Amazon is planning to invest more heavily into grocery delivery.

E-commerce giant Amazon is expanding its physical presence even further in the U.S. as it seeks to grow parts of its delivery business.

The online retailer is planning to use its same-day fulfillment centers for delivery of perishable groceries and pharmacy goods, CEO Andy Jassy wrote in a letter to shareholders this week.

The company has 58 of these same-day delivery sites in the largest metropolitan areas in the U.S., allowing it to assemble and ship customer orders in as little as 11 minutes, Jassy wrote.

“The experience has been so positive for customers that we’re planning to double the number of these facilities,” he said in the letter.

A service like this would allow customers to purchase perishable groceries like milk and eggs, or medicines like antibiotics or throat lozenges. Same-day delivery could eventually be completed by drones, Jassy said.

Amazon has already piloted its drone delivery service for medication in locations like College Station, Texas, CoStar reported. It has since expanded same-day prescription drug delivery services to New York City and Los Angeles and plans to add around a dozen more cities this year.

The latest plan for physical stores is part of Amazon’s search for its fourth pillar of growth — following its cloud computing business, Amazon Web Services, its subscription service, Prime, and its online marketplace, Jassy said in the letter.

The e-commerce goliath has spent years trying to expand into grocery and pharmacy businesses. Amazon, which owns Whole Foods, had roughly a 3% share of the U.S. grocery market almost a year ago, with rivals Walmart and Kroger dwarfing the online marketplace’s selection of grocery offerings, The Wall Street Journal reported.

It announced in early 2023 that it would pause the expansion of Amazon Fresh, its brick-and-mortar grocery concept, citing leasing costs. But by the end of last year, Amazon said it was once again expanding its brick-and-mortar offerings, following multiple store redesigns and new offerings like coffee and doughnut stations.

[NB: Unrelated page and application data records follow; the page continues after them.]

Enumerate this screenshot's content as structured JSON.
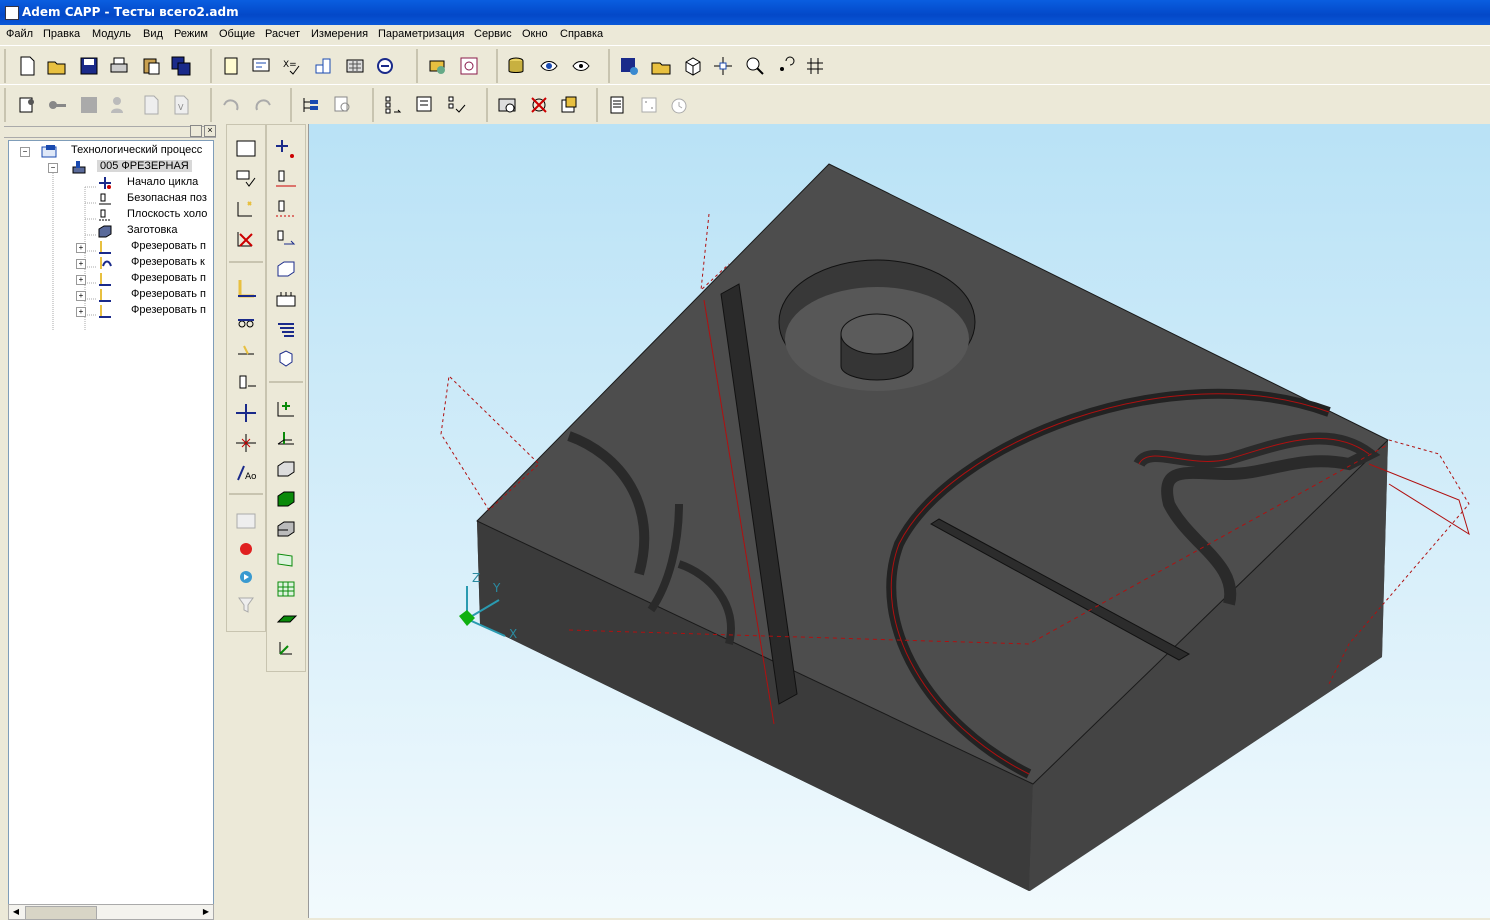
{
  "window": {
    "title": "Adem CAPP - Тесты всего2.adm"
  },
  "menu": [
    "Файл",
    "Правка",
    "Модуль",
    "Вид",
    "Режим",
    "Общие",
    "Расчет",
    "Измерения",
    "Параметризация",
    "Сервис",
    "Окно",
    "Справка"
  ],
  "tree": {
    "root": "Технологический процесс",
    "operation": "005 ФРЕЗЕРНАЯ",
    "items": [
      "Начало цикла",
      "Безопасная поз",
      "Плоскость холо",
      "Заготовка"
    ],
    "milling": [
      "Фрезеровать п",
      "Фрезеровать к",
      "Фрезеровать п",
      "Фрезеровать п",
      "Фрезеровать п"
    ]
  },
  "axes": {
    "x": "X",
    "y": "Y",
    "z": "Z"
  },
  "colors": {
    "titlebar": "#0a5ee0",
    "toolpath": "#b01010",
    "model": "#3f3f3f"
  }
}
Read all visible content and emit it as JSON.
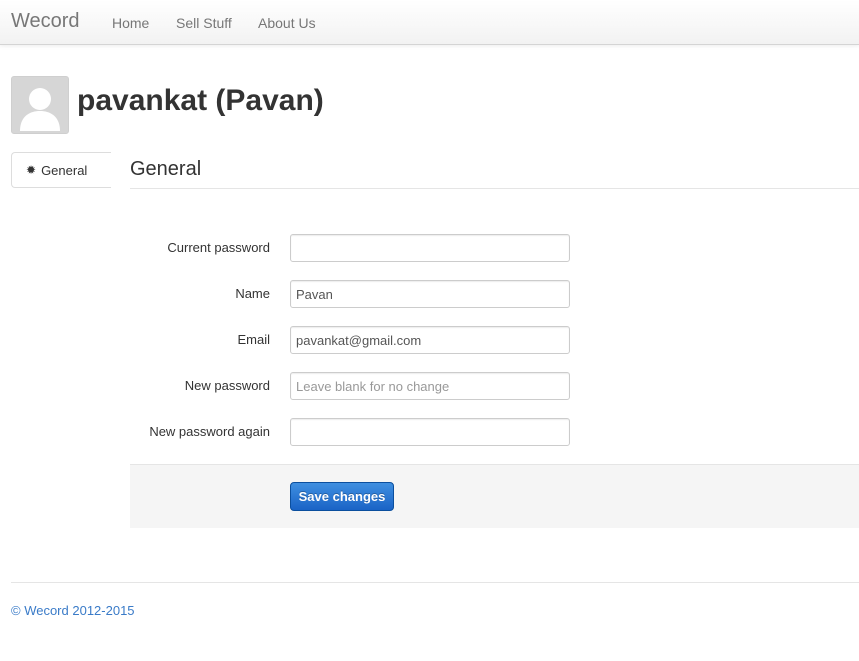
{
  "navbar": {
    "brand": "Wecord",
    "links": [
      {
        "label": "Home"
      },
      {
        "label": "Sell Stuff"
      },
      {
        "label": "About Us"
      }
    ]
  },
  "profile": {
    "title": "pavankat (Pavan)",
    "avatar_icon": "default-user-avatar"
  },
  "sidebar": {
    "items": [
      {
        "label": "General",
        "icon": "gear-icon",
        "active": true
      }
    ]
  },
  "section": {
    "title": "General"
  },
  "form": {
    "fields": [
      {
        "label": "Current password",
        "value": "",
        "placeholder": ""
      },
      {
        "label": "Name",
        "value": "Pavan",
        "placeholder": ""
      },
      {
        "label": "Email",
        "value": "pavankat@gmail.com",
        "placeholder": ""
      },
      {
        "label": "New password",
        "value": "",
        "placeholder": "Leave blank for no change"
      },
      {
        "label": "New password again",
        "value": "",
        "placeholder": ""
      }
    ],
    "save_label": "Save changes"
  },
  "footer": {
    "text": "© Wecord 2012-2015"
  },
  "colors": {
    "primary_button": "#1a63c6",
    "footer_link": "#3a7bc8",
    "nav_text": "#777777"
  }
}
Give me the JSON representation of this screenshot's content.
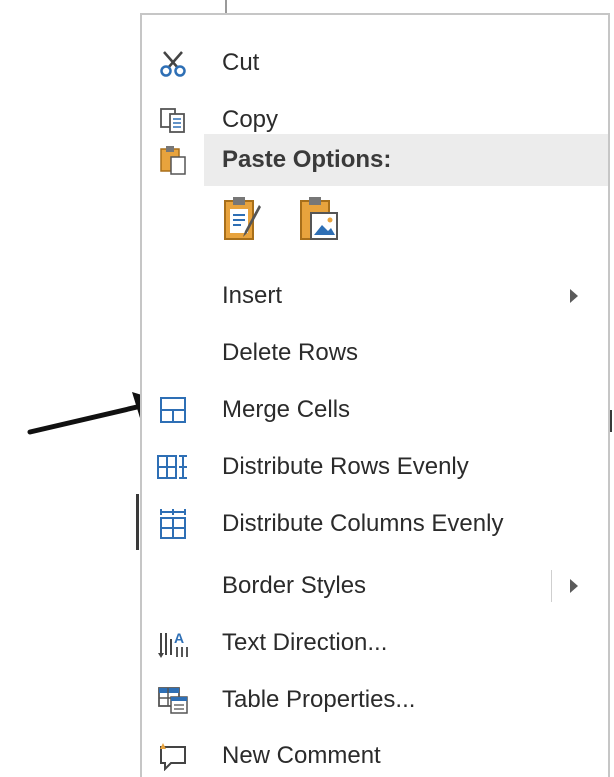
{
  "menu": {
    "cut": "Cut",
    "copy": "Copy",
    "paste_options": "Paste Options:",
    "insert": "Insert",
    "delete_rows": "Delete Rows",
    "merge_cells": "Merge Cells",
    "distribute_rows": "Distribute Rows Evenly",
    "distribute_columns": "Distribute Columns Evenly",
    "border_styles": "Border Styles",
    "text_direction": "Text Direction...",
    "table_properties": "Table Properties...",
    "new_comment": "New Comment"
  },
  "icons": {
    "cut": "scissors-icon",
    "copy": "copy-icon",
    "paste": "paste-icon",
    "paste_keep_formatting": "paste-keep-formatting-icon",
    "paste_picture": "paste-picture-icon",
    "merge_cells": "merge-cells-icon",
    "distribute_rows": "distribute-rows-icon",
    "distribute_columns": "distribute-columns-icon",
    "text_direction": "text-direction-icon",
    "table_properties": "table-properties-icon",
    "new_comment": "new-comment-icon",
    "pointer_arrow": "pointer-arrow-icon"
  },
  "colors": {
    "menu_border": "#c6c6c6",
    "paste_header_bg": "#ececec",
    "icon_blue": "#2e6fb5",
    "icon_orange": "#e8a33d",
    "text": "#2b2b2b"
  }
}
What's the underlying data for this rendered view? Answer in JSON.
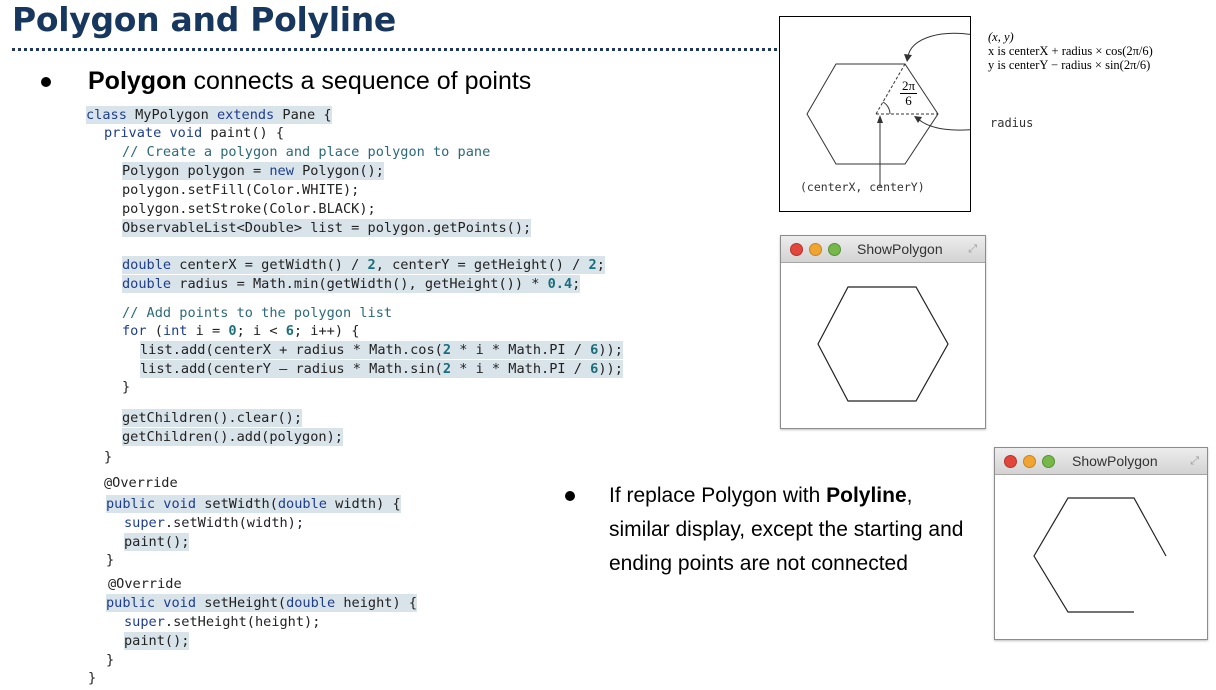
{
  "title": "Polygon and Polyline",
  "bullet1": {
    "bold": "Polygon",
    "rest": " connects a sequence of points"
  },
  "code": [
    {
      "text": "class MyPolygon extends Pane {"
    },
    {
      "text": "  private void paint() {"
    },
    {
      "text": "    // Create a polygon and place polygon to pane"
    },
    {
      "text": "    Polygon polygon = new Polygon();"
    },
    {
      "text": "    polygon.setFill(Color.WHITE);"
    },
    {
      "text": "    polygon.setStroke(Color.BLACK);"
    },
    {
      "text": "    ObservableList<Double> list = polygon.getPoints();"
    },
    {
      "text": "    double centerX = getWidth() / 2, centerY = getHeight() / 2;"
    },
    {
      "text": "    double radius = Math.min(getWidth(), getHeight()) * 0.4;"
    },
    {
      "text": "    // Add points to the polygon list"
    },
    {
      "text": "    for (int i = 0; i < 6; i++) {"
    },
    {
      "text": "      list.add(centerX + radius * Math.cos(2 * i * Math.PI / 6));"
    },
    {
      "text": "      list.add(centerY - radius * Math.sin(2 * i * Math.PI / 6));"
    },
    {
      "text": "    }"
    },
    {
      "text": "    getChildren().clear();"
    },
    {
      "text": "    getChildren().add(polygon);"
    },
    {
      "text": "  }"
    },
    {
      "text": "  @Override"
    },
    {
      "text": "  public void setWidth(double width) {"
    },
    {
      "text": "    super.setWidth(width);"
    },
    {
      "text": "    paint();"
    },
    {
      "text": "  }"
    },
    {
      "text": "  @Override"
    },
    {
      "text": "  public void setHeight(double height) {"
    },
    {
      "text": "    super.setHeight(height);"
    },
    {
      "text": "    paint();"
    },
    {
      "text": "  }"
    },
    {
      "text": "}"
    }
  ],
  "diagram": {
    "formula_line1": "(x, y)",
    "formula_line2": "x is centerX + radius × cos(2π/6)",
    "formula_line3": "y is centerY − radius × sin(2π/6)",
    "angle_num": "2π",
    "angle_den": "6",
    "radius_label": "radius",
    "center_label": "(centerX, centerY)"
  },
  "window1": {
    "title": "ShowPolygon"
  },
  "window2": {
    "title": "ShowPolygon"
  },
  "bullet2": {
    "pre": "If replace Polygon with ",
    "bold": "Polyline",
    "post": ", similar display, except the starting and ending points are not connected"
  },
  "colors": {
    "title": "#17375e",
    "highlight": "#d8e3ea",
    "keyword": "#1e3d8f"
  }
}
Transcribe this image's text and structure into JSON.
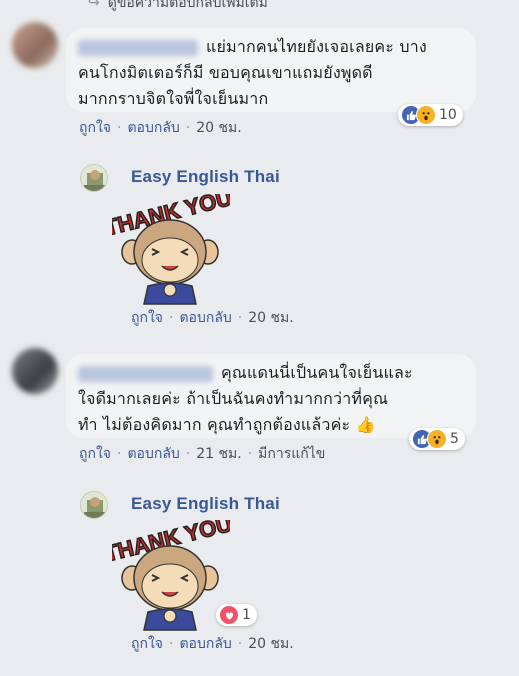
{
  "top_reply": {
    "label": "ดูข้อความตอบกลับเพิ่มเติม"
  },
  "comments": [
    {
      "text": "แย่มากคนไทยยังเจอเลยคะ บางคนโกงมิตเตอร์ก็มี ขอบคุณเขาแถมยังพูดดีมากกราบจิตใจพี่ใจเย็นมาก",
      "lines": [
        "แย่มากคนไทยยังเจอเลยคะ บาง",
        "คนโกงมิตเตอร์ก็มี ขอบคุณเขาแถมยังพูดดี",
        "มากกราบจิตใจพี่ใจเย็นมาก"
      ],
      "reactions": [
        "like-icon",
        "wow-icon"
      ],
      "reaction_count": "10",
      "actions": {
        "like": "ถูกใจ",
        "reply": "ตอบกลับ",
        "time": "20 ชม."
      }
    },
    {
      "lines": [
        "คุณแดนนี่เป็นคนใจเย็นและ",
        "ใจดีมากเลยค่ะ ถ้าเป็นฉันคงทำมากกว่าที่คุณ",
        "ทำ ไม่ต้องคิดมาก คุณทำถูกต้องแล้วค่ะ"
      ],
      "emoji": "👍",
      "reactions": [
        "like-icon",
        "wow-icon"
      ],
      "reaction_count": "5",
      "actions": {
        "like": "ถูกใจ",
        "reply": "ตอบกลับ",
        "time": "21 ชม.",
        "edited": "มีการแก้ไข"
      }
    }
  ],
  "page_replies": [
    {
      "page_name": "Easy English Thai",
      "sticker_text": "THANK YOU",
      "actions": {
        "like": "ถูกใจ",
        "reply": "ตอบกลับ",
        "time": "20 ชม."
      }
    },
    {
      "page_name": "Easy English Thai",
      "sticker_text": "THANK YOU",
      "reactions": [
        "love-icon"
      ],
      "reaction_count": "1",
      "actions": {
        "like": "ถูกใจ",
        "reply": "ตอบกลับ",
        "time": "20 ชม."
      }
    }
  ],
  "colors": {
    "link": "#385898",
    "bubble": "#f2f3f5",
    "background": "#e9ebee",
    "like": "#4267b2",
    "wow": "#f7b125",
    "love": "#f25268"
  }
}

Earlier this year, Amazon announced that it would open smaller Whole Foods stores, ranging from 7K SF to 14K SF, as part of a pit stop-style grocery model that would allow customers to drop by for one or two items.

“The introduction of home delivery has changed customers’ mentality,” Christina Minardi, Whole Foods Market executive vice president of growth and development, previously told Bloomberg. “People want things fast.”